_INSTRUCTIONS TO FOLLOW_:
Give the listing below again in full, exactly as written.

_DATA FOR PROCESSING_:
══════
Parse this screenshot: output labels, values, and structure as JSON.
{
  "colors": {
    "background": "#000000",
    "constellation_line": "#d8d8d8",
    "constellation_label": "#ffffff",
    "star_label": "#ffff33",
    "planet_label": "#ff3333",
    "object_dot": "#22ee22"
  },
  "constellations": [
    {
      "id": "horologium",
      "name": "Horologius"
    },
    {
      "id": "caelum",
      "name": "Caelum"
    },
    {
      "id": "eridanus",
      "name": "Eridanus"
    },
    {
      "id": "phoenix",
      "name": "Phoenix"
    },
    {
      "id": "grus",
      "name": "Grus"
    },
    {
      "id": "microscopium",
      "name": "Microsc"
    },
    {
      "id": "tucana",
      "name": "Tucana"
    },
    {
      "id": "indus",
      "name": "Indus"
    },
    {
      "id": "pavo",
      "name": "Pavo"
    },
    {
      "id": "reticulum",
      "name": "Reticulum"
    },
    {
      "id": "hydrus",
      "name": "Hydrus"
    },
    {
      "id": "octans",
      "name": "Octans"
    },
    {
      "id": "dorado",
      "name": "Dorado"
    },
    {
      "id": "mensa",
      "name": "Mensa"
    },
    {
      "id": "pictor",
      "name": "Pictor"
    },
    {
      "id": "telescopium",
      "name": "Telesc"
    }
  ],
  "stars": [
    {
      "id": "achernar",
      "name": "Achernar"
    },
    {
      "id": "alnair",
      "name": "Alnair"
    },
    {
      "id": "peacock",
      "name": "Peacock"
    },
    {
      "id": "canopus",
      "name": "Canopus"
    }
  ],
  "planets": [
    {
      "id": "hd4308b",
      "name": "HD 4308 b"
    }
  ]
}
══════
_SOLUTION_:
Parse this screenshot: output labels, values, and structure as JSON.
{
  "colors": {
    "background": "#000000",
    "constellation_line": "#d8d8d8",
    "constellation_label": "#ffffff",
    "star_label": "#ffff33",
    "planet_label": "#ff3333",
    "object_dot": "#22ee22"
  },
  "constellations": [
    {
      "id": "horologium",
      "name": "Horologius"
    },
    {
      "id": "caelum",
      "name": "Caelum"
    },
    {
      "id": "eridanus",
      "name": "Eridanus"
    },
    {
      "id": "phoenix",
      "name": "Phoenix"
    },
    {
      "id": "grus",
      "name": "Grus"
    },
    {
      "id": "microscopium",
      "name": "Microsc"
    },
    {
      "id": "tucana",
      "name": "Tucana"
    },
    {
      "id": "indus",
      "name": "Indus"
    },
    {
      "id": "pavo",
      "name": "Pavo"
    },
    {
      "id": "reticulum",
      "name": "Reticulum"
    },
    {
      "id": "hydrus",
      "name": "Hydrus"
    },
    {
      "id": "octans",
      "name": "Octans"
    },
    {
      "id": "dorado",
      "name": "Dorado"
    },
    {
      "id": "mensa",
      "name": "Mensa"
    },
    {
      "id": "pictor",
      "name": "Pictor"
    },
    {
      "id": "telescopium",
      "name": "Telesc"
    }
  ],
  "stars": [
    {
      "id": "achernar",
      "name": "Achernar"
    },
    {
      "id": "alnair",
      "name": "Alnair"
    },
    {
      "id": "peacock",
      "name": "Peacock"
    },
    {
      "id": "canopus",
      "name": "Canopus"
    }
  ],
  "planets": [
    {
      "id": "hd4308b",
      "name": "HD 4308 b"
    }
  ]
}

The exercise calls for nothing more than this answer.